Skip to Main Content

Schedule certain appointments online. Get started

Preventing Kidney Stones

Nephrolithiasis is the term for kidney stone disease. It can be painful and even debilitating. With the rising prevalence of nephrolithiasis, the urologists at Virginia Mason are committed to doing everything possible to prevent stones from recurring.

Risk factors for kidney stones

Contributing risk factors for kidney stone disease include:

  • Obesity
  • Diabetes
  • A family history of stones
  • Chemical abnormality in the blood or urine
  • Dehydration
  • A diet that is high in protein, high in sodium, or low in fiber
  • Gastric bypass surgery
  • Inflammatory bowel disease
  • Problems with parathyroid glands

Certain medications—including diuretics and those taken for migraine headaches—also increase the risk for developing stones.

Evaluating potential for recurring kidney stones

At Virginia Mason, all of our patients who have kidney stones are thoroughly evaluated to determine the risk of stones recurring.

This comprehensive evaluation includes:

  • A detailed medical and dietary history
  • Urine and blood analysis
  • Analyzing the composition of removed stones
  • Various imaging techniques

In addition, people who have recurring stones or who are at risk of recurring stones are asked to collect all urine for 24 hours. Lab tests of these urine samples help evaluate risks and monitor treatment.

Diet and lifestyle changes

You can be proactive in reducing your risk for kidney stones by changing some of your lifestyle and dietary habits.

Recommended changes include:
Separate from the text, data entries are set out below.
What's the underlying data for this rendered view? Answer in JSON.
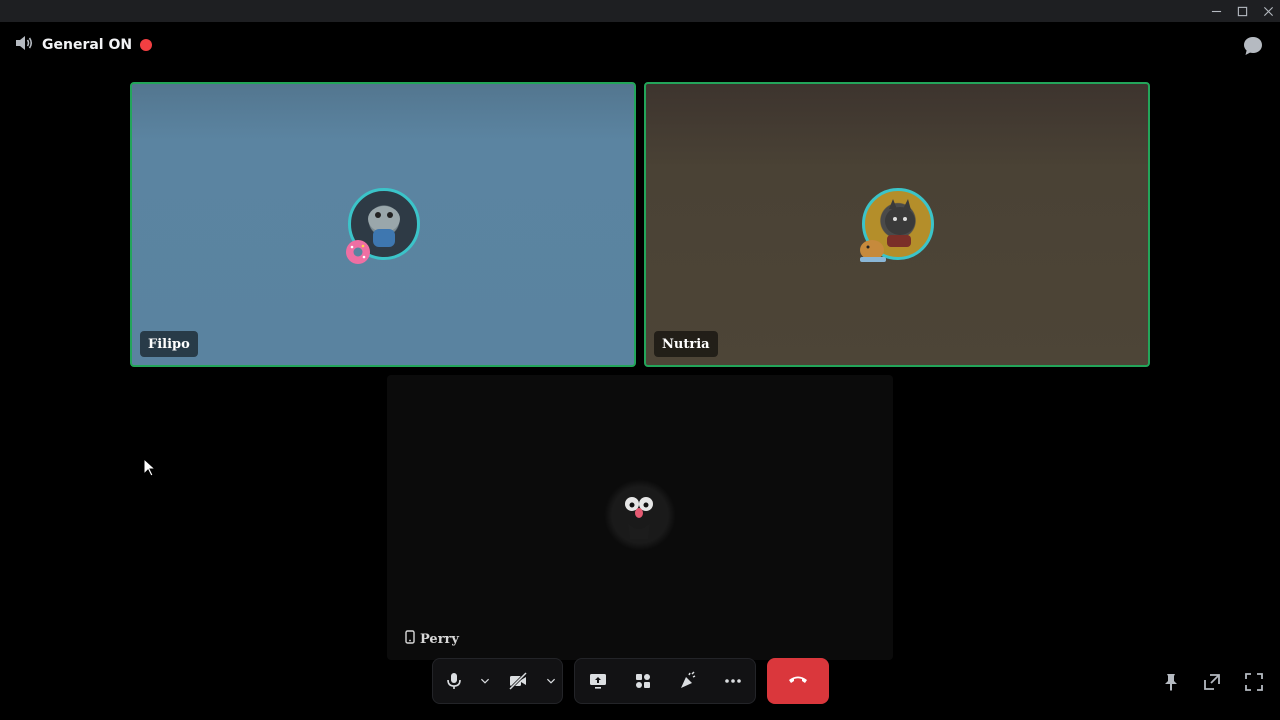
{
  "window": {
    "controls": [
      "minimize-icon",
      "maximize-icon",
      "close-icon"
    ]
  },
  "channel": {
    "name": "General ON",
    "icon": "speaker-icon",
    "live_color": "#f23f42"
  },
  "participants": [
    {
      "name": "Filipo",
      "speaking": true,
      "bg": "#5a83a0",
      "avatar": "toad-with-donut-avatar"
    },
    {
      "name": "Nutria",
      "speaking": true,
      "bg": "#4a4235",
      "avatar": "rat-with-capybara-avatar"
    },
    {
      "name": "Perry",
      "speaking": false,
      "bg": "#0b0b0b",
      "avatar": "dark-creature-avatar",
      "device_icon": "mobile-phone-icon"
    }
  ],
  "controls": {
    "left_group": [
      "microphone-icon",
      "chevron-down-icon",
      "camera-off-icon",
      "chevron-down-icon"
    ],
    "middle_group": [
      "screen-share-icon",
      "activities-icon",
      "soundboard-icon",
      "more-icon"
    ],
    "leave_icon": "hang-up-icon",
    "leave_color": "#da373c",
    "right": [
      "pin-icon",
      "pop-out-icon",
      "fullscreen-icon"
    ]
  },
  "accent": {
    "speaking_border": "#23a55a",
    "avatar_ring": "#3bc4c9"
  }
}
  • Drinking at least three liters of fluid a day—mostly water
  • Stop smoking
  • Exercise regularly
  • Eat fewer high-oxalate foods, green leafy vegetables and nuts
  • Reduce your intake of meat protein
  • Lower your salt intake

Because obesity is a risk factor for stones, losing even a few pounds of weight can help.

Helpful medications

Research shows that certain medicines help prevent common types of kidney stones from recurring. Depending on the type of stone you tend to get, your urologist may recommend a medication such as:

  • Thiazide diuretics
  • Potassium citrate
  • Allopurinol

Careful monitoring

If you have had kidney stones, we want to monitor you periodically to prevent stones from recurring. 

Depending on the type of stone you have had, monitoring may include:

  • Periodic imaging with renal ultrasound, X-ray or CT-Scan
  • Periodic blood testing to monitor effects of medications
  • A 24-hour urine specimen to be repeated at six months, and then annually

For more information about kidney stones or to schedule an appointment, call 206-223-6772.